>>>
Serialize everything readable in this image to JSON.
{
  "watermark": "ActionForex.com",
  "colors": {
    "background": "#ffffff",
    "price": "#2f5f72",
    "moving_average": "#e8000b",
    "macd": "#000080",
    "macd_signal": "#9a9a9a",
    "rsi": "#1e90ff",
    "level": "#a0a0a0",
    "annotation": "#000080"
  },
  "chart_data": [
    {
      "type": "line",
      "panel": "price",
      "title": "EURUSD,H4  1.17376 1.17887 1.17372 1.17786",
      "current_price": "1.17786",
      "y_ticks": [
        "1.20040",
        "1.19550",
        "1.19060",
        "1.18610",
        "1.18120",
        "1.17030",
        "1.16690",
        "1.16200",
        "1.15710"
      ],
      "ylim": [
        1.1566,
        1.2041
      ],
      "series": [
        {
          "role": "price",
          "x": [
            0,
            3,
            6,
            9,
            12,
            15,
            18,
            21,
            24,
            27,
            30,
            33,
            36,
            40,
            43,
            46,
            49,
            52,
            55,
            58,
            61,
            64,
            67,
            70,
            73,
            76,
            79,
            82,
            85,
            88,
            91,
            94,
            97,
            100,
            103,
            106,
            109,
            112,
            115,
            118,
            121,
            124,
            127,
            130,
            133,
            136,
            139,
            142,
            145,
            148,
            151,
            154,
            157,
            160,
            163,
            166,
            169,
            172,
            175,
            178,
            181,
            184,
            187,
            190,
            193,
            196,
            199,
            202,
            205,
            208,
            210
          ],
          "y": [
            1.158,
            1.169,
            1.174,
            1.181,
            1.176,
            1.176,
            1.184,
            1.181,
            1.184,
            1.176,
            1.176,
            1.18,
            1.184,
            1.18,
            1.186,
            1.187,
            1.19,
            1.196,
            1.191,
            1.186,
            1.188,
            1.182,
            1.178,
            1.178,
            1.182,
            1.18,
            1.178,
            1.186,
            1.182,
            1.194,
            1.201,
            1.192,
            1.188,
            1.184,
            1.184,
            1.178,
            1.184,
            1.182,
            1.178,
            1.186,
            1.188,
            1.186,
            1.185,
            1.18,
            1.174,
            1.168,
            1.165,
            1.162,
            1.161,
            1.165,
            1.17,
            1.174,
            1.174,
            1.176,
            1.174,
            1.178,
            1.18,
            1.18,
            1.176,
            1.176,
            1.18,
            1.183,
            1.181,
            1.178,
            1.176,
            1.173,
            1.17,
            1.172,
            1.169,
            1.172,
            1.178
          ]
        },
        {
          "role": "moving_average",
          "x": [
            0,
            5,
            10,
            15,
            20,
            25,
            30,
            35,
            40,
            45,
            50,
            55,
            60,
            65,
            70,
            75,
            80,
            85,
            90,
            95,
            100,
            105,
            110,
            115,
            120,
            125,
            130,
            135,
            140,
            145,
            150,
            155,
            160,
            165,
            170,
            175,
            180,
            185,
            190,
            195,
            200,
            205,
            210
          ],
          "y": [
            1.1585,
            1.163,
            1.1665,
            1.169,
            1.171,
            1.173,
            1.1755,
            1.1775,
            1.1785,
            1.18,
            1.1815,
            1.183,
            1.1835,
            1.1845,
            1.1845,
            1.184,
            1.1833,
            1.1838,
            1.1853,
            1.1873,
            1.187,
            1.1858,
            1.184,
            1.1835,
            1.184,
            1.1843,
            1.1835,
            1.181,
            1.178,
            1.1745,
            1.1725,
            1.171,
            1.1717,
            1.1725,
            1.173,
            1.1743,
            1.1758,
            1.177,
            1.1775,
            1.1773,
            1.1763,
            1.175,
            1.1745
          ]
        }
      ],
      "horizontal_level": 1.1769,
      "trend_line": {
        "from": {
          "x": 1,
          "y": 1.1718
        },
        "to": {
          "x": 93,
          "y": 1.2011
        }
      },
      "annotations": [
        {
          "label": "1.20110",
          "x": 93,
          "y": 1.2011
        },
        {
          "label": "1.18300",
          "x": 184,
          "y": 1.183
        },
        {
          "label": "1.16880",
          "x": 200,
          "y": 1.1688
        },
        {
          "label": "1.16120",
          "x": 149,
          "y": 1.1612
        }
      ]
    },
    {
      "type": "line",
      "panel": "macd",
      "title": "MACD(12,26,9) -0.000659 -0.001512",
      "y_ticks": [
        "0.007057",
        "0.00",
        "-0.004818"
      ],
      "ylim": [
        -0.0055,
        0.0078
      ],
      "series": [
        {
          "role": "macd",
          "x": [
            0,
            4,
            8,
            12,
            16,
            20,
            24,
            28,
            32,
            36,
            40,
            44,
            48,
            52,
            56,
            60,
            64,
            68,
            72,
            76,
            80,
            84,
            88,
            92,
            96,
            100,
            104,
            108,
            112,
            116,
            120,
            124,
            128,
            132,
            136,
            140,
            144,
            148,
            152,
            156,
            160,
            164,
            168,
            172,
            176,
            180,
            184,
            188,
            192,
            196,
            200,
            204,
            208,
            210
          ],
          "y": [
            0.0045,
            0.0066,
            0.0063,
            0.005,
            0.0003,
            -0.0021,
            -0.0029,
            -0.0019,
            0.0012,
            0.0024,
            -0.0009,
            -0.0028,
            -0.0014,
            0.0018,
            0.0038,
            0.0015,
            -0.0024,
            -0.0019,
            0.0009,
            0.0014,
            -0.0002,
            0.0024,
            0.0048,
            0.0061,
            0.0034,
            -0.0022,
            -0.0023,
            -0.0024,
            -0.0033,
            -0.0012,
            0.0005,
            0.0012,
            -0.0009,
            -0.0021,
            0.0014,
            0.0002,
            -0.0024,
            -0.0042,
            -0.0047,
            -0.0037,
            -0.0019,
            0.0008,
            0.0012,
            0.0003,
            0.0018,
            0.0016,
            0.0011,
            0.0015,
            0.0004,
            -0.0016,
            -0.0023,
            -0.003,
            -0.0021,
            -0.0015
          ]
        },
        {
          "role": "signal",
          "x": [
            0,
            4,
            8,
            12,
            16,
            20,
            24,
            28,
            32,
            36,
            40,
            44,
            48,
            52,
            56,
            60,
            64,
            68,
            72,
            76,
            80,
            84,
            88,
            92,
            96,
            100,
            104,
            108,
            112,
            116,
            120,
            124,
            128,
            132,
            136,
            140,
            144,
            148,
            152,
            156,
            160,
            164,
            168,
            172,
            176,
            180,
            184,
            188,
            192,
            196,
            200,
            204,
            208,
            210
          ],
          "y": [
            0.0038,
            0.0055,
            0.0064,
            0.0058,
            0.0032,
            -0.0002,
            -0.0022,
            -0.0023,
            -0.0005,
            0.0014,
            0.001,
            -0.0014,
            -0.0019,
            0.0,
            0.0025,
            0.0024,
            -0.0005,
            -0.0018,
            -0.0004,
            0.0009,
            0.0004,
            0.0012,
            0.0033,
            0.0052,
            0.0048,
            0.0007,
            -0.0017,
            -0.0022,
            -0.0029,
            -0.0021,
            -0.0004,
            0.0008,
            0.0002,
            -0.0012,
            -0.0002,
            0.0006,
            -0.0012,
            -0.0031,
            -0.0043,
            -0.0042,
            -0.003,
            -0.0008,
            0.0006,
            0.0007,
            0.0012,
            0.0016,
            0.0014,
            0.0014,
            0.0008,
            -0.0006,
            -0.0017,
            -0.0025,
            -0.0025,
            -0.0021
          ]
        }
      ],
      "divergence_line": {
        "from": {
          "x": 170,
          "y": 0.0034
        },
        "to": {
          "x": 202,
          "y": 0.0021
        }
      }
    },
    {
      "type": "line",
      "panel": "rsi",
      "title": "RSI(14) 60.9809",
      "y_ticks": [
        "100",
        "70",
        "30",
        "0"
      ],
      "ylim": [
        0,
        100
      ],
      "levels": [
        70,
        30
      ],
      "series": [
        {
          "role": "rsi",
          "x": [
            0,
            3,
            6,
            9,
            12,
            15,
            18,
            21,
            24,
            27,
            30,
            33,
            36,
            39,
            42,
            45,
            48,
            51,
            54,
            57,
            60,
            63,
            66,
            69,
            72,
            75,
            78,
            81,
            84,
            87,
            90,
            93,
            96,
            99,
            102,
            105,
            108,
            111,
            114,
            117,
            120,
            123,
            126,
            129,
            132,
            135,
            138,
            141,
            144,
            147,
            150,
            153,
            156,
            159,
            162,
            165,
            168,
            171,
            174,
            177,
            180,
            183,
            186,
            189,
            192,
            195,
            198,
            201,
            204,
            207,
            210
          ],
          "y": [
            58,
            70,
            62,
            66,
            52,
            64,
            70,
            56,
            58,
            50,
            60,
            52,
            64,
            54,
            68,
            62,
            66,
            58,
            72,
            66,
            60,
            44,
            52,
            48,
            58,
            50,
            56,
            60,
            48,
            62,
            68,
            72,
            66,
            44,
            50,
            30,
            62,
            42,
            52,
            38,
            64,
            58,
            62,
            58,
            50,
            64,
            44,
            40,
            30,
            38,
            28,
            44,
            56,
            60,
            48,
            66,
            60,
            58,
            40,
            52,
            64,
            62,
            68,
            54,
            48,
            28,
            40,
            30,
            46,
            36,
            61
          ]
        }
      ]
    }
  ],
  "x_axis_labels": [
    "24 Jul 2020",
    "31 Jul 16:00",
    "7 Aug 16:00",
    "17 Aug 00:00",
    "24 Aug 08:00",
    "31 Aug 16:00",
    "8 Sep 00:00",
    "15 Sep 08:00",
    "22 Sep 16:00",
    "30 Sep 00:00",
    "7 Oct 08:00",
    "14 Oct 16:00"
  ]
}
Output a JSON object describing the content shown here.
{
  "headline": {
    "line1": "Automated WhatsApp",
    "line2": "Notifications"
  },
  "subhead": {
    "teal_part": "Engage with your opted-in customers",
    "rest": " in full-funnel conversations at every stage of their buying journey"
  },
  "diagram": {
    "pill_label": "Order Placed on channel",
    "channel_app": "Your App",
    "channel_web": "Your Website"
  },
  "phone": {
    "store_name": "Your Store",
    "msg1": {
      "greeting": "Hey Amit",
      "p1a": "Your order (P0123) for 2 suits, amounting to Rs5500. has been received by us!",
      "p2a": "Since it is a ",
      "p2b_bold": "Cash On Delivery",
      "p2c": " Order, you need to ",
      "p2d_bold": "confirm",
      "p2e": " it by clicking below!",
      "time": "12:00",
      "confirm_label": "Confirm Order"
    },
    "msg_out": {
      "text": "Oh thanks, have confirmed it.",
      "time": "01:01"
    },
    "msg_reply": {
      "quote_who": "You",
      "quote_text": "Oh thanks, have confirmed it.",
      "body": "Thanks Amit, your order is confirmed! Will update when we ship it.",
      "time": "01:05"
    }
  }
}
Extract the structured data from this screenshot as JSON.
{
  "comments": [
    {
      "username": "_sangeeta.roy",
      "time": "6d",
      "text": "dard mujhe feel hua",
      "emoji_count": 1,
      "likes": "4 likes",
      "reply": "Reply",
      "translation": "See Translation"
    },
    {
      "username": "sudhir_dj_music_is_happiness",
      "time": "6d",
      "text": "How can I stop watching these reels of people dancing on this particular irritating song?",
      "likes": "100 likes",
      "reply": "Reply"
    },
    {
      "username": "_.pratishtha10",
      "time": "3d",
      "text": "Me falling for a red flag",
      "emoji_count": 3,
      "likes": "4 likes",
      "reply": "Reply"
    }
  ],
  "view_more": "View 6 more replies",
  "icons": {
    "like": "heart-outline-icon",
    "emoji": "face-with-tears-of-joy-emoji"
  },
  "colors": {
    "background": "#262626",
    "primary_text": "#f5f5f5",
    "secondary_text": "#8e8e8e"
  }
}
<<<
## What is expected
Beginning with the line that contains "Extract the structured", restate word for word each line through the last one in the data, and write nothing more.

## Answer area
Extract the structured data from this screenshot as JSON.
{
  "comments": [
    {
      "username": "_sangeeta.roy",
      "time": "6d",
      "text": "dard mujhe feel hua",
      "emoji_count": 1,
      "likes": "4 likes",
      "reply": "Reply",
      "translation": "See Translation"
    },
    {
      "username": "sudhir_dj_music_is_happiness",
      "time": "6d",
      "text": "How can I stop watching these reels of people dancing on this particular irritating song?",
      "likes": "100 likes",
      "reply": "Reply"
    },
    {
      "username": "_.pratishtha10",
      "time": "3d",
      "text": "Me falling for a red flag",
      "emoji_count": 3,
      "likes": "4 likes",
      "reply": "Reply"
    }
  ],
  "view_more": "View 6 more replies",
  "icons": {
    "like": "heart-outline-icon",
    "emoji": "face-with-tears-of-joy-emoji"
  },
  "colors": {
    "background": "#262626",
    "primary_text": "#f5f5f5",
    "secondary_text": "#8e8e8e"
  }
}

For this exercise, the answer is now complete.